Article Originally Published by Will Tarpley on North Texas Daily
Article Originally Published by on North Texas Daily
While most of UNT’s students and faculty have been off-campus, construction continues on the Central Dining Hall and previously delayed demolitions have gone through.
Though hundreds of businesses and organizations have had plans affected by COVID-19, that has not been the case for all the projects at UNT’s Denton campus, according to Dave Reynolds, associate vice president for facilities.
“Most of our projects, there’s not really been much of an impact aside from the dining hall,” Reynolds said. “The construction industry is not seeing logistic supply chain issues. Everyone’s on the alert, but everything’s gone smoothly. We haven’t seen any real issues with our projects.”
The Central Dining Hall is currently being built between the Business Leadership Building and Highland Street Parking Garage along Maple Street. Construction began early last year and “the schedule has not been impacted by COVID-19,” according to Project Lead Jeanine Vail.
However, Daniel Armitage, associate vice president of Student Affairs, said differently.
“Right now, it’s trending to be four weeks behind schedule,” Armitage said. “They’re hoping to pick that up, but it’s also going to depend upon any other problems they may face from supplies due to the pandemic or if there are some labor problems that could slow the project down. [The cafeteria] opens in October. It’ll disrupt schedules and routines, staff won’t have time to learn their tools. Since new facilities attract attention, faculty wouldn’t have time for a soft opening.

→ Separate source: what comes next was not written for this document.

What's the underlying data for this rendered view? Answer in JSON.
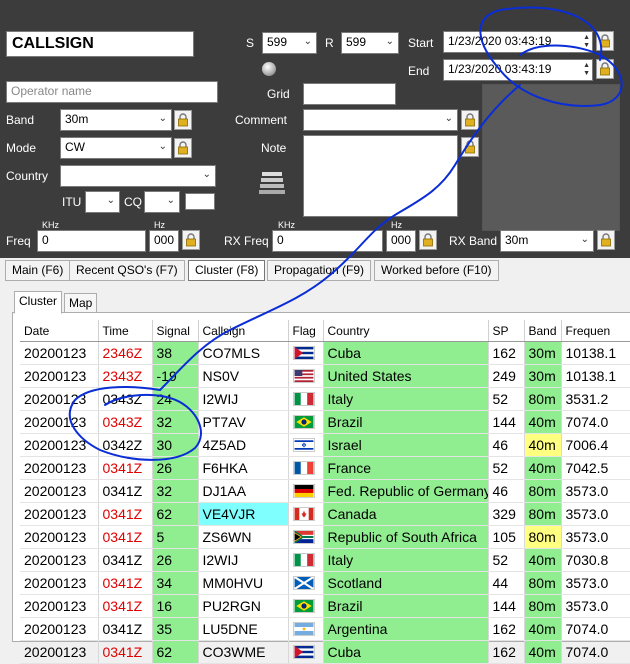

We’re working through the details to see if we can open the Dining Hall mid-semester to meet the needs of students and the faculty.”
Armitage said he is satisfied with the progress.
“Well, I’m really pleased with the new Dining Hall,” Armitage said. “I’ve been in the building, it’s coming along a bit late … but given the condition of the world, it’s reasonable. It’s a new dining hall and if you walk in it, you can get that feeling.”
As for further projects, a set of new batting cages is in development on the west side of south Bonnie Brae, across from Apogee Stadium.
“We’re doing that batting cage for the athletic program,” Reynolds said. “[We] had some weather delays [and] muddy areas thanks to it being an open field, which slowed things down. It’ll be done before June.”
Reynolds confirmed the destruction of five properties across campus — the former IHOP and Darque Tanning Salon on the corner of North Texas Boulevard and Wilshire Street, the former Residence Hall Association house behind Crumley, a small apartment complex on Avenue A and the Eastern Classroom building on Bernard and Chestnut Streets.
“All of those demolitions have gone well, came down around spring break,” Reynolds said. “All five of those are restored to dirt and turf.”
These areas were previously scheduled to be taken down earlier but experienced delays as UNT had waited to award the contracts for the jobs.
“There’s not a hard plan yet in place for those,” Reynolds said. “The master plan has concepts, but they are purely … conceptual. Nothing is set in stone. Long term, it could be used for something else, but there’s nothing specific for any of them.”
Previously, Reynolds had said that the Avenue A apartments would be “going back to grass” to “give [students] an open space.”
There are also renovations and upgrades in store for various UNT facilities.
“We’re currently working on quite a few other projects,” Reynolds said. “A mechanical electrical utility upgrade to the University Services Building west of Lot 20, we expect to wrap it up by August with no delays. Then there’s another going into Willis Library, it’ll probably be wrapped up early in the fall semester, maybe September or October.”
Reynolds also confirmed the replacement of the sidewalk running beside the Music Building, as well as the beginning of a roof renovation for the College Inn off of North Texas Boulevard.
“It was a 40-year-old sidewalk that had worn out with age — broken concrete and easy to trip on,” he said. “[We] finished it last week, ahead of schedule. As for the roof of College Inn, they’re just getting started. I think that’s going well.”
Looking ahead, Armitage said there have been some further delays.
“Several projects have been delayed — the university is not spending money on projects that could be delayed because of COVID-19,” Armitage said. “We’ve also refunded several million dollars of rent, so we need to find a way to balance the budget to make sure we’re operating in a fiscally responsible way.”
Featured Image: A poster for the new UNT dining hall hangs in front of its unfinished and empty construction site amid the coronavirus pandemic on April 11, 2020. Image by John Anderson
Source: North Texas Daily